These have been great insights from both of you. I want to remind our listeners that the NC State University and Protiviti report, Executive Perspectives on Top Risks, can be found at erm.ncsu.edu or protiviti.com/toprisks. You can find our full report, executive summary, infographic, and much more. So, let me cover a final topic here, one that is always evident in our study, but there were some interesting changes we saw this year and it’s around regulatory risk. It’s always near the top in our study certainly in prior years but fell a little bit for the next 12 months. But Mark, it goes right back up for the next decade. What is that telling us?
Yes, I think it did fall but it’s still in the top 10 so that’s one thing to keep in mind, and what is number one, as I talked about early on, is more short-term regulatory concern about “how regulation is going to impact me” during this pandemic. So I think that regulatory concern is top of mind for 2021, just getting through the pandemic. But beyond that, we see regulatory concern moving back up into the top concerns – in fact, by 2030 it’s number two. So we’re looking at regulatory changes and increased perceptions of greater regulatory scrutiny over … business, and I think, Jim, you talked about that in that last conversation about cyber and data security and privacy. I think this is a good illustration of regulation. It’s not just a regulated industry like banking or insurance, it is broad regulation that affects all of us, data security being an example of that. Hiring practices, climate issues, and regulatory implications coming from that. I think when they look at the megatrends, they’re really looking at that representing areas where there could be more emerging regulation as we look into the future, dealing with social change issues and those kinds of things. So, I think there’s this broadened sense that the complexity of regulation and the need to ensure compliance is just expanding. It’s expanding into multiple prongs, which means it’s more complex and creates potential risk that is of concern, particularly elevated concern for 2030, as they look out.
The only thing I would add is that I think it’s intuitive that the longer business leaders look out, the more likely they see regulatory change and legislative changes that could potentially affect, to your point, Mark, the ability to do business, and I think everyone on the board expects tax increases to occur and that’s certainly very likely over the next several years with all the money being printed by governments all over the world. So, regulatory risk continues to be a top-of-mind issue, and longer-term, relatively speaking to other risks, it is an even more important issue to the business leaders.
Well, Mark, Jim, this has been a fantastic conversation. Thanks for joining me today.
Thanks for the opportunity. I appreciate it.
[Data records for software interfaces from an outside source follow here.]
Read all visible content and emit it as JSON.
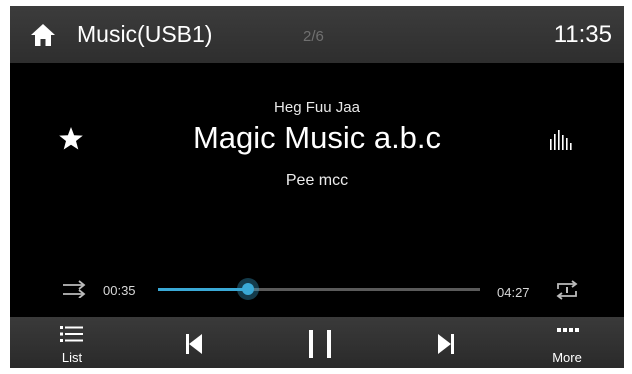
{
  "header": {
    "source_title": "Music(USB1)",
    "track_count": "2/6",
    "clock": "11:35",
    "home_icon": "home-icon"
  },
  "now_playing": {
    "album": "Heg Fuu Jaa",
    "title": "Magic Music a.b.c",
    "artist": "Pee mcc",
    "favorite_icon": "star-icon",
    "eq_icon": "equalizer-icon"
  },
  "progress": {
    "elapsed": "00:35",
    "total": "04:27",
    "fraction": 0.28,
    "shuffle_icon": "shuffle-icon",
    "repeat_icon": "repeat-icon"
  },
  "controls": {
    "list_label": "List",
    "more_label": "More",
    "prev_icon": "skip-previous-icon",
    "pause_icon": "pause-icon",
    "next_icon": "skip-next-icon"
  },
  "colors": {
    "accent": "#3aa9d6",
    "background": "#000000",
    "bar": "#333333"
  }
}
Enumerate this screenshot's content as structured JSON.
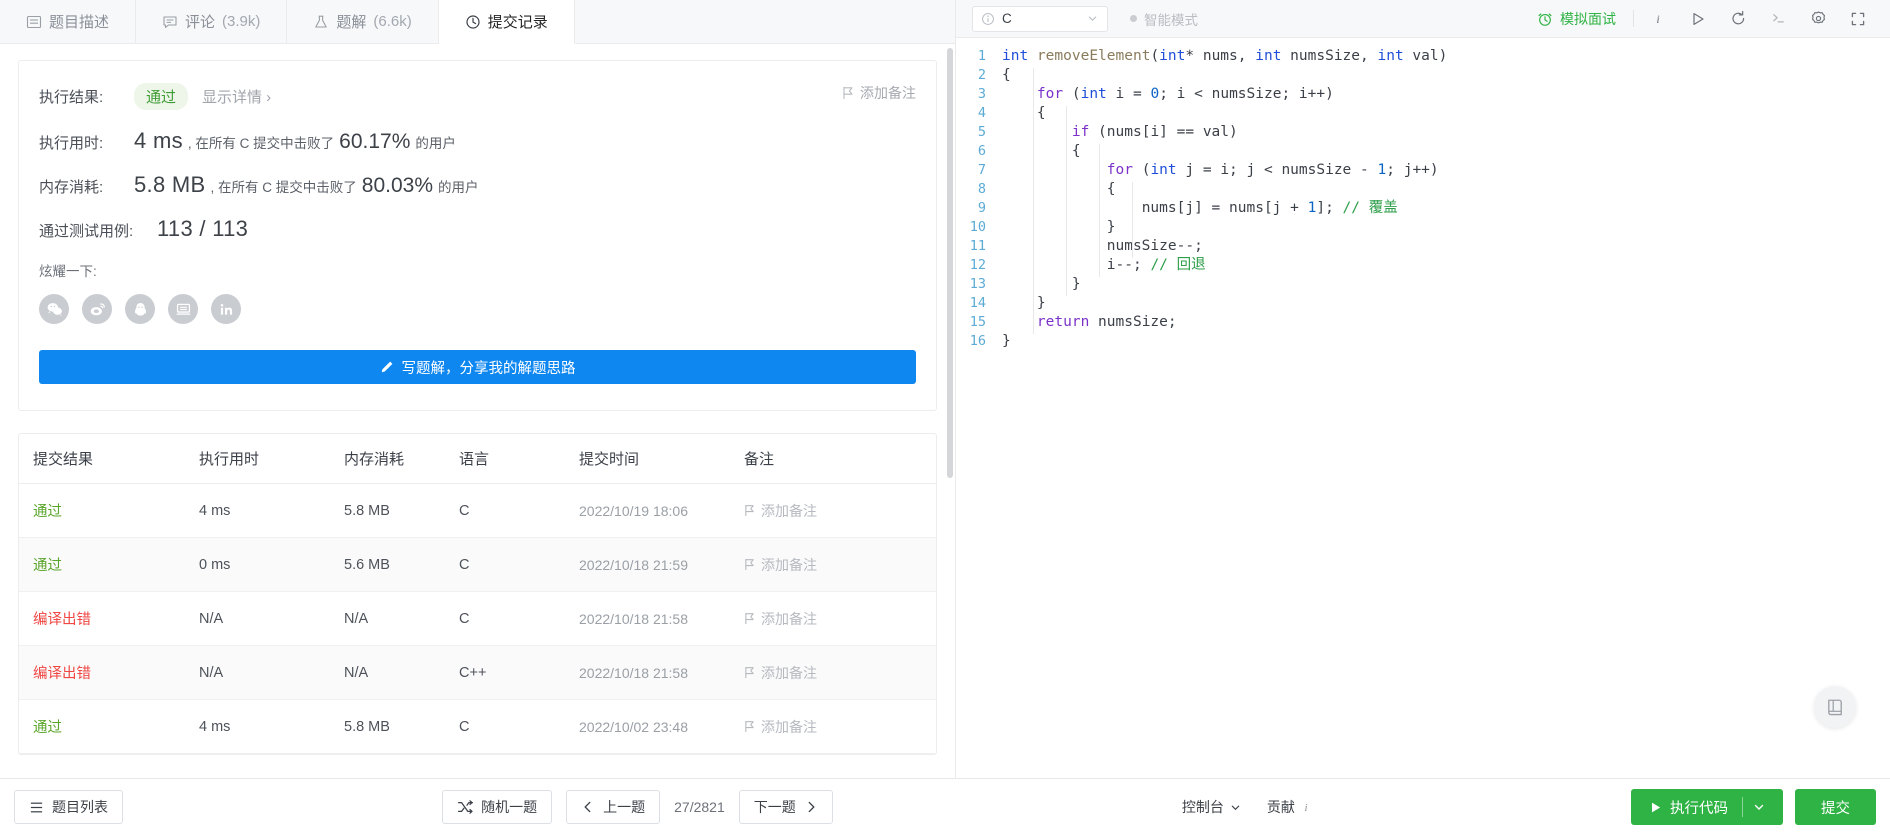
{
  "tabs": [
    {
      "label": "题目描述",
      "icon": "description-icon",
      "count": "",
      "active": false
    },
    {
      "label": "评论",
      "icon": "comment-icon",
      "count": "(3.9k)",
      "active": false
    },
    {
      "label": "题解",
      "icon": "flask-icon",
      "count": "(6.6k)",
      "active": false
    },
    {
      "label": "提交记录",
      "icon": "clock-icon",
      "count": "",
      "active": true
    }
  ],
  "result": {
    "status_label": "执行结果:",
    "status_value": "通过",
    "detail_link": "显示详情 ›",
    "add_note": "添加备注",
    "runtime_label": "执行用时:",
    "runtime_value": "4 ms",
    "runtime_prefix": ", 在所有 C 提交中击败了",
    "runtime_pct": "60.17%",
    "runtime_suffix": "的用户",
    "memory_label": "内存消耗:",
    "memory_value": "5.8 MB",
    "memory_prefix": ", 在所有 C 提交中击败了",
    "memory_pct": "80.03%",
    "memory_suffix": "的用户",
    "cases_label": "通过测试用例:",
    "cases_value": "113 / 113",
    "share_label": "炫耀一下:",
    "share_icons": [
      "wechat-icon",
      "weibo-icon",
      "qq-icon",
      "qzone-icon",
      "linkedin-icon"
    ],
    "solution_button": "写题解，分享我的解题思路"
  },
  "table": {
    "headers": [
      "提交结果",
      "执行用时",
      "内存消耗",
      "语言",
      "提交时间",
      "备注"
    ],
    "rows": [
      {
        "status": "通过",
        "state": "pass",
        "runtime": "4 ms",
        "memory": "5.8 MB",
        "lang": "C",
        "time": "2022/10/19 18:06",
        "note": "添加备注"
      },
      {
        "status": "通过",
        "state": "pass",
        "runtime": "0 ms",
        "memory": "5.6 MB",
        "lang": "C",
        "time": "2022/10/18 21:59",
        "note": "添加备注"
      },
      {
        "status": "编译出错",
        "state": "fail",
        "runtime": "N/A",
        "memory": "N/A",
        "lang": "C",
        "time": "2022/10/18 21:58",
        "note": "添加备注"
      },
      {
        "status": "编译出错",
        "state": "fail",
        "runtime": "N/A",
        "memory": "N/A",
        "lang": "C++",
        "time": "2022/10/18 21:58",
        "note": "添加备注"
      },
      {
        "status": "通过",
        "state": "pass",
        "runtime": "4 ms",
        "memory": "5.8 MB",
        "lang": "C",
        "time": "2022/10/02 23:48",
        "note": "添加备注"
      }
    ]
  },
  "editor": {
    "language": "C",
    "smart_mode": "智能模式",
    "mock_interview": "模拟面试",
    "tools": [
      "info-icon",
      "play-icon",
      "reset-icon",
      "console-icon",
      "settings-icon",
      "fullscreen-icon"
    ],
    "lines": [
      {
        "n": "1",
        "code": "int removeElement(int* nums, int numsSize, int val)"
      },
      {
        "n": "2",
        "code": "{"
      },
      {
        "n": "3",
        "code": "    for (int i = 0; i < numsSize; i++)"
      },
      {
        "n": "4",
        "code": "    {"
      },
      {
        "n": "5",
        "code": "        if (nums[i] == val)"
      },
      {
        "n": "6",
        "code": "        {"
      },
      {
        "n": "7",
        "code": "            for (int j = i; j < numsSize - 1; j++)"
      },
      {
        "n": "8",
        "code": "            {"
      },
      {
        "n": "9",
        "code": "                nums[j] = nums[j + 1]; // 覆盖"
      },
      {
        "n": "10",
        "code": "            }"
      },
      {
        "n": "11",
        "code": "            numsSize--;"
      },
      {
        "n": "12",
        "code": "            i--; // 回退"
      },
      {
        "n": "13",
        "code": "        }"
      },
      {
        "n": "14",
        "code": "    }"
      },
      {
        "n": "15",
        "code": "    return numsSize;"
      },
      {
        "n": "16",
        "code": "}"
      }
    ]
  },
  "bottom": {
    "problem_list": "题目列表",
    "random": "随机一题",
    "prev": "上一题",
    "next": "下一题",
    "pager": "27/2821",
    "console": "控制台",
    "contribution": "贡献",
    "run": "执行代码",
    "submit": "提交"
  },
  "colors": {
    "accent_blue": "#0f87f0",
    "pass_green": "#5aa52b",
    "fail_red": "#ef4743",
    "submit_green": "#2fb344"
  }
}
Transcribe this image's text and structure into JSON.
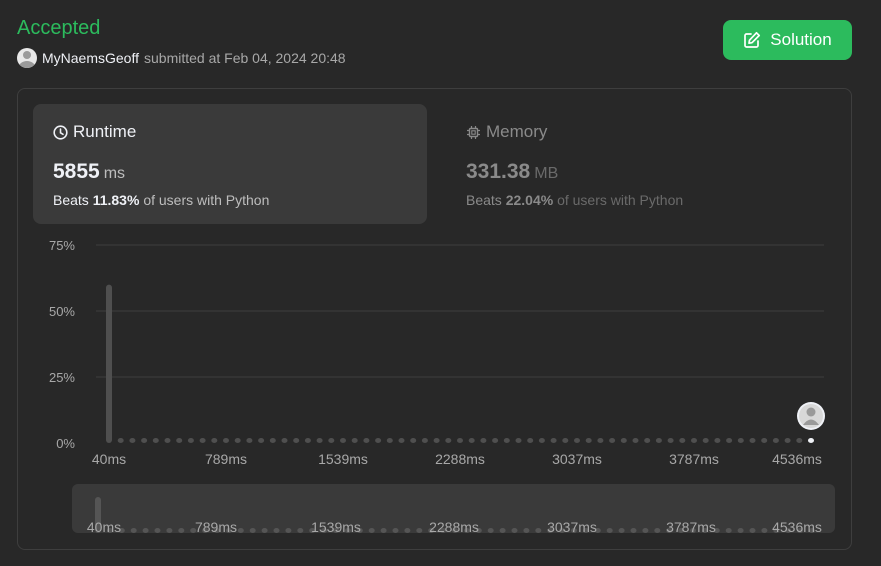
{
  "status": "Accepted",
  "submission": {
    "username": "MyNaemsGeoff",
    "submitted_text": "submitted at Feb 04, 2024 20:48"
  },
  "solution_button": {
    "label": "Solution"
  },
  "runtime": {
    "title": "Runtime",
    "value": "5855",
    "unit": "ms",
    "beats_label": "Beats",
    "beats_value": "11.83%",
    "beats_suffix": "of users with Python"
  },
  "memory": {
    "title": "Memory",
    "value": "331.38",
    "unit": "MB",
    "beats_label": "Beats",
    "beats_value": "22.04%",
    "beats_suffix": "of users with Python"
  },
  "colors": {
    "accent": "#2cbb5d",
    "background": "#282828",
    "card_active": "#3a3a3a",
    "bar": "#4f4f4f",
    "grid": "#3e3e3e"
  },
  "chart_data": {
    "type": "bar",
    "y_ticks": [
      "75%",
      "50%",
      "25%",
      "0%"
    ],
    "ylim": [
      0,
      75
    ],
    "x_tick_labels": [
      "40ms",
      "789ms",
      "1539ms",
      "2288ms",
      "3037ms",
      "3787ms",
      "4536ms"
    ],
    "num_bins": 61,
    "first_bin_value": 60,
    "other_bin_value": 0.5,
    "user_bin_index": 60,
    "grid": true
  }
}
Thank you for listening today. I thought this was a great conversation with Mark and Jim, and really hope you enjoyed it. Again, you can find our report, Executive Perspectives on Top Risks for 2021 & 2030, at erm.ncsu.edu and at protiviti.com/toprisks. I also encourage you to subscribe to our Powerful Insights podcast series and to review us wherever you get your podcast content.